Examples 4, 5, 7, 8, 9, 11, and 12 should be exempt under §46.101(b)(2) as


(2) Research involving the use of educational tests (cognitive, diagnostic, aptitude, achievement), survey procedures, interview procedures or observation of public behavior, unless:
(i) information obtained is recorded in such a manner that human subjects can be identified, directly or through identifiers linked to the subjects; and (ii) any disclosure of the human subjects' responses outside the research could reasonably place the subjects at risk of criminal or civil liability or be damaging to the subjects' financial standing, employability, or reputation.


Example 13 should be exempt under §46.101(b)(1) as "Research conducted in established or commonly accepted educational settings, involving normal educational practices, such as (i) research on regular and special education instructional strategies, or (ii) research on the effectiveness of or the comparison among instructional techniques, curricula, or classroom management methods."

Though the report makes a few passing mentions of §46.101, it offers no explanation of why the examples given would not be exempt under that section. And presenting these exempt projects as eligible for review is bound to suggest that they are not, in fact, exempt. An IRB using this document as guidance may well insist on reviewing projects that should be none of its business.

I cannot say that I am shocked; the §46.101 exemptions have been meaningless since 1995, when OHRP decreed that researchers cannot be trusted to apply the exemptions themselves, and hinted that IRBs should be consulted. As Samuel Tilden put it at the July 2008 meeting of SACHRP,


In 1981, HHS amended its 1974 policy . . . including exemptions from the policy. In its explanation of the final regulations, HHS anticipated no [most] social, economic, and educational research would be exempted from coverage. I ask you, is that the case today?


It is not, and the only news in this report is the brazenness with which representatives of the signatory agencies disregarded the regulatory language they claim to uphold.
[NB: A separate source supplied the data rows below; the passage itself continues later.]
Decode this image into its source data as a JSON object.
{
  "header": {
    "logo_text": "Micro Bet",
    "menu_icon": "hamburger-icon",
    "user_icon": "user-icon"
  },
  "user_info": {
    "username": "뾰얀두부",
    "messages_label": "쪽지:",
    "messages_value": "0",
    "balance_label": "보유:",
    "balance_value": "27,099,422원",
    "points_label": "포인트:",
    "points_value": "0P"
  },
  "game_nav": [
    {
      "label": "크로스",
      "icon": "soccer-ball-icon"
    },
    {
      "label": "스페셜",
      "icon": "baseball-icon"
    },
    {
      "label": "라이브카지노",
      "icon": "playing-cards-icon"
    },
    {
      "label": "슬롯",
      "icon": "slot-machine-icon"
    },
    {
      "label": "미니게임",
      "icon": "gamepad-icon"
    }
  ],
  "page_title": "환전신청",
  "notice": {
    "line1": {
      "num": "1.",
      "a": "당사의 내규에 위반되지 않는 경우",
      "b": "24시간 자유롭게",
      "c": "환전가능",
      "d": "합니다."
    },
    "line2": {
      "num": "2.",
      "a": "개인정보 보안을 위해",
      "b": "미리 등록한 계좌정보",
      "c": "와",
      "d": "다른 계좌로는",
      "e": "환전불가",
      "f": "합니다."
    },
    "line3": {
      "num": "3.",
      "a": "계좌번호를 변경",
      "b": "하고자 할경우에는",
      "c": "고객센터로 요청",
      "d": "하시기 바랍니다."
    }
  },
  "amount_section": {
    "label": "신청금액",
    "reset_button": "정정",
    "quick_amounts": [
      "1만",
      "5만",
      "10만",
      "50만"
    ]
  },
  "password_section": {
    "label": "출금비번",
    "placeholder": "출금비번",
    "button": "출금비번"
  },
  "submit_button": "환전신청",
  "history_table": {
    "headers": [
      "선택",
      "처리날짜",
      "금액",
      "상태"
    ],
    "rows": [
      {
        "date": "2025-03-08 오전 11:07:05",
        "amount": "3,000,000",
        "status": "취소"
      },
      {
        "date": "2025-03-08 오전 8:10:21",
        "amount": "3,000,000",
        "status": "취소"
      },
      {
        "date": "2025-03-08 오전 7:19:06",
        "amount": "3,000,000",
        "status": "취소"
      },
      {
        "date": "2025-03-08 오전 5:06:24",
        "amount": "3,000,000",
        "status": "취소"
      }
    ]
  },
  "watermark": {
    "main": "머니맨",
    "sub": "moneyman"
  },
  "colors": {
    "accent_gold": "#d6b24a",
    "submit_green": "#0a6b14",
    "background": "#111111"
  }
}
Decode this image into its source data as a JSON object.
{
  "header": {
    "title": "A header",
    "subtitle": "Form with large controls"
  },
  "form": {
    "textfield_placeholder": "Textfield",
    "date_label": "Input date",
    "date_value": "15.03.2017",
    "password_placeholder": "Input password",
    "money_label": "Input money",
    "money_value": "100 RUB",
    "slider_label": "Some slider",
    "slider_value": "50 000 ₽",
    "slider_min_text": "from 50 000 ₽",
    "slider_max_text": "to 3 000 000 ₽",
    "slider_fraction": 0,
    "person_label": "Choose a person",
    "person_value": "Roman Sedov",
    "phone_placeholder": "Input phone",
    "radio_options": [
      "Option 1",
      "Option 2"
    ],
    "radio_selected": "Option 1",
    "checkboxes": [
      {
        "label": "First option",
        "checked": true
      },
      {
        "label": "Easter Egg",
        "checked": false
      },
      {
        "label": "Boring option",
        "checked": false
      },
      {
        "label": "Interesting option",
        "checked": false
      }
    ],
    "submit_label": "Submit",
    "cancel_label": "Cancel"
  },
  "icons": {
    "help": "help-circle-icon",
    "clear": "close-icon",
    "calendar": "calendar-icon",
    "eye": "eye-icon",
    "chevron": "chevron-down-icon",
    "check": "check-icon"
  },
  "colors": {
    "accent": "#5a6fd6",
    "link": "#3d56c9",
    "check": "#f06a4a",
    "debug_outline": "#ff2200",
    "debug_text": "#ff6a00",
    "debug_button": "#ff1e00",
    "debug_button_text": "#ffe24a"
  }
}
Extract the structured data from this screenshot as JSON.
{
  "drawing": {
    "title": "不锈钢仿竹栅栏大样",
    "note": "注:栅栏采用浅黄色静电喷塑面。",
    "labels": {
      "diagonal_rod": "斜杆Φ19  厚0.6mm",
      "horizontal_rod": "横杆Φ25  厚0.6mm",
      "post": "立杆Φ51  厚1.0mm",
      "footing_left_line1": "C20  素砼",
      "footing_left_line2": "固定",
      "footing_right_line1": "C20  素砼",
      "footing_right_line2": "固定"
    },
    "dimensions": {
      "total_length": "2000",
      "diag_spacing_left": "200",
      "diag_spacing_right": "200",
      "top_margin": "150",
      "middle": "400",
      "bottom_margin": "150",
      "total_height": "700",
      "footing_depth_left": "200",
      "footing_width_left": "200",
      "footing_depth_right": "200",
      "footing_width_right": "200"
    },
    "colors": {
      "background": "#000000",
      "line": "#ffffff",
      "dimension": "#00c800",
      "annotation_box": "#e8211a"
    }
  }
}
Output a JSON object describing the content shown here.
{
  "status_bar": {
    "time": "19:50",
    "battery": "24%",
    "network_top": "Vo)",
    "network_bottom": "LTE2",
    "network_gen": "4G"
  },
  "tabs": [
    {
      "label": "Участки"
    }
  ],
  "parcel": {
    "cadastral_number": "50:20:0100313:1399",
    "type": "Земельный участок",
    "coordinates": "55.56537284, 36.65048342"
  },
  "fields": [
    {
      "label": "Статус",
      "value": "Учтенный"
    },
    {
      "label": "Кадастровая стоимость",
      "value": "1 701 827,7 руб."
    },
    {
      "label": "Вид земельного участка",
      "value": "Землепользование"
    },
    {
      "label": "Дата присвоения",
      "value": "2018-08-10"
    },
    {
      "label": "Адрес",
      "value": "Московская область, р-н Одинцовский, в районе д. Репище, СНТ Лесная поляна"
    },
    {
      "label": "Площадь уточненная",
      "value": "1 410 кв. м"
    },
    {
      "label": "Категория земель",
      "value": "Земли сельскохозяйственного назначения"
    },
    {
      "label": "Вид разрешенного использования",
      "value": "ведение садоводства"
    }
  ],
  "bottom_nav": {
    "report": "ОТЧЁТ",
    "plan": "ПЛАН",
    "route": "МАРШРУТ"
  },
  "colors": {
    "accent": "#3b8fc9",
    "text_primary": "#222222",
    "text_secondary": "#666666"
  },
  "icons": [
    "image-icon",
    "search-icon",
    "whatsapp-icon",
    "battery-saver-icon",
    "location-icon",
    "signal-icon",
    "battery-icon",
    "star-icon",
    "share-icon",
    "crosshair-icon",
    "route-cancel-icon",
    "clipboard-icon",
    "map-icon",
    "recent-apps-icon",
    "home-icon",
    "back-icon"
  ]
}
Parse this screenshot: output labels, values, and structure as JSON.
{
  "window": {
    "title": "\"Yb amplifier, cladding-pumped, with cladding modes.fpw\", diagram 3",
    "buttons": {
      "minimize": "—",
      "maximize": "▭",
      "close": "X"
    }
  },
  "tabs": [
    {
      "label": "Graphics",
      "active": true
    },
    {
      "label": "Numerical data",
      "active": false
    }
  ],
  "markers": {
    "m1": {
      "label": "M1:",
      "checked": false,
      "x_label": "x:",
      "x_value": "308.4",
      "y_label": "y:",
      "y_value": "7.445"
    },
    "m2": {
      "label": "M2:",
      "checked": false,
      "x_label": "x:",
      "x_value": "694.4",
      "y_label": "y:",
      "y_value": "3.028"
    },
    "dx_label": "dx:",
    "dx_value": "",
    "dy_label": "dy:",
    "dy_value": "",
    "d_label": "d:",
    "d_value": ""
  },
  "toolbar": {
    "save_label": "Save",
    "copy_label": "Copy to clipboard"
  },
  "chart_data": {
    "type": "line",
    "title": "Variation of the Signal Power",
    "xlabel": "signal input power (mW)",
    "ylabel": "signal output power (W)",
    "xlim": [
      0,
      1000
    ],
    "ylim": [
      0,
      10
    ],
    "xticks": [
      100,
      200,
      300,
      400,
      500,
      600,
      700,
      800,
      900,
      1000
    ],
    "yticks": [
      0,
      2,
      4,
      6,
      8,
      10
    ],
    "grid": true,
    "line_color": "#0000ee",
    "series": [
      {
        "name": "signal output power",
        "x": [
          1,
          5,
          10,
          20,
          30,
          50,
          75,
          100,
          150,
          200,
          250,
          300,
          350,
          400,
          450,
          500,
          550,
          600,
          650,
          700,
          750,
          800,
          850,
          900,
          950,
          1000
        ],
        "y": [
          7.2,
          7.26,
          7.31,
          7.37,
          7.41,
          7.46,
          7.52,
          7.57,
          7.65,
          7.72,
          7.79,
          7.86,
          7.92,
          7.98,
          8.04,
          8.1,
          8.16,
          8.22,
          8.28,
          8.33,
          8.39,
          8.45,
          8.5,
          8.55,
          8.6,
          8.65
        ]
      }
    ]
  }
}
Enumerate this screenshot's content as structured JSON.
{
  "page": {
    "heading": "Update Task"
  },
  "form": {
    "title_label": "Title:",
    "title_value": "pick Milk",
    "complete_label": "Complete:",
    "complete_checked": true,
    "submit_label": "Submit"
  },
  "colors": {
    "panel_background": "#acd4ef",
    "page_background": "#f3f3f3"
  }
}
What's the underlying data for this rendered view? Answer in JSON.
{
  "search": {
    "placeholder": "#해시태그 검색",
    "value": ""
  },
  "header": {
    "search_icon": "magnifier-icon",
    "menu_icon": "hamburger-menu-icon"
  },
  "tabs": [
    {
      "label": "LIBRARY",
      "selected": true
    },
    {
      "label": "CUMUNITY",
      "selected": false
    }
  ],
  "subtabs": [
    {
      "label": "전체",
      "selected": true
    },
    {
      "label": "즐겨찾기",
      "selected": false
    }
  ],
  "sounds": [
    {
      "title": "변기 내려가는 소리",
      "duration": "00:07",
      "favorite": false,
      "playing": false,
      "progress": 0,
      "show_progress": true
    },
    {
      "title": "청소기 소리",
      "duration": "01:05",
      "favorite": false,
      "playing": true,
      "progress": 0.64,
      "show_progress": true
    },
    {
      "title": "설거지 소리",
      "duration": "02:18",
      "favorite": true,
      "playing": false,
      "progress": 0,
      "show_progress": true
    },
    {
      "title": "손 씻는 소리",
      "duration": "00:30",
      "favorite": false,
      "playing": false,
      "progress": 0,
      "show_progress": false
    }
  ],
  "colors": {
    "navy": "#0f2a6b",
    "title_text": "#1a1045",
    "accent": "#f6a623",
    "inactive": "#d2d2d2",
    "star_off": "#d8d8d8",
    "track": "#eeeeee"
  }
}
Note: This post was originally posted on 22 October 2008. It was edited on 26 November 2008 to include my analysis of example 10, which I erroneously left out of the original.

Note 2 [30 August 2010]. In reviewing this post, I realized that the official SACHRP transcript misquoted Dr. Tilden. I am rather sure he said "most social, economic, and educational research would be exempted from coverage," since this is the language in the Federal Register announcement of 26 January 1981. I have amended the quotation accordingly.

2 comments:

Kip Austin Hinton said...

i am developing an activist participant-observation project in a high school. according to all the federal regulations i read, it is exempt under 45 CFR 46.101(b)(1).

the IRB refused, though. and they quoted a specific line of the regulation about children:
"The exemption at 45 CFR 46.101(b)(2), for research involving survey or interview procedures or observation of public behavior, does not apply to research with children, subpart D, except for research involving observations of public behavior when the investigator(s) do not participate in the activities being observed."
http://www.hhs.gov/ohrp/humansubjects/guidance/45cfr46.htm#46.101

ethnography, by definition, demands participation. these 2 categories of exemption are widely conflated, MISinterpreted to become meaningless, EXCEPT for college or adult education. legally, category 1 permits participation with children; category 2 forbids it.

as long as no testing is involved, educational settings SHOULD be exempt. right now, though, universities imagine that note refers to exemption categories 1 and 2.

long-term, the IRBs should either follow the law, or petition the federal government to change to law and exclude children from exemtion categories in general.

but i'm not going to argue with the IRB, i'm just going to complete the additional forms and resubmit. i must devote time to my own research, not to teaching law to board members.

Zachary M. Schrag said...

Thank you for your comment.

You are quite right that the exemption in 45 CFR 46.101(b)(1) applies even to research with minors; see 45 CFR 46.401(b). I confess, however, that I can't see how "activist participation-observation" would constitute "normal educational practices."

Best,

ZMS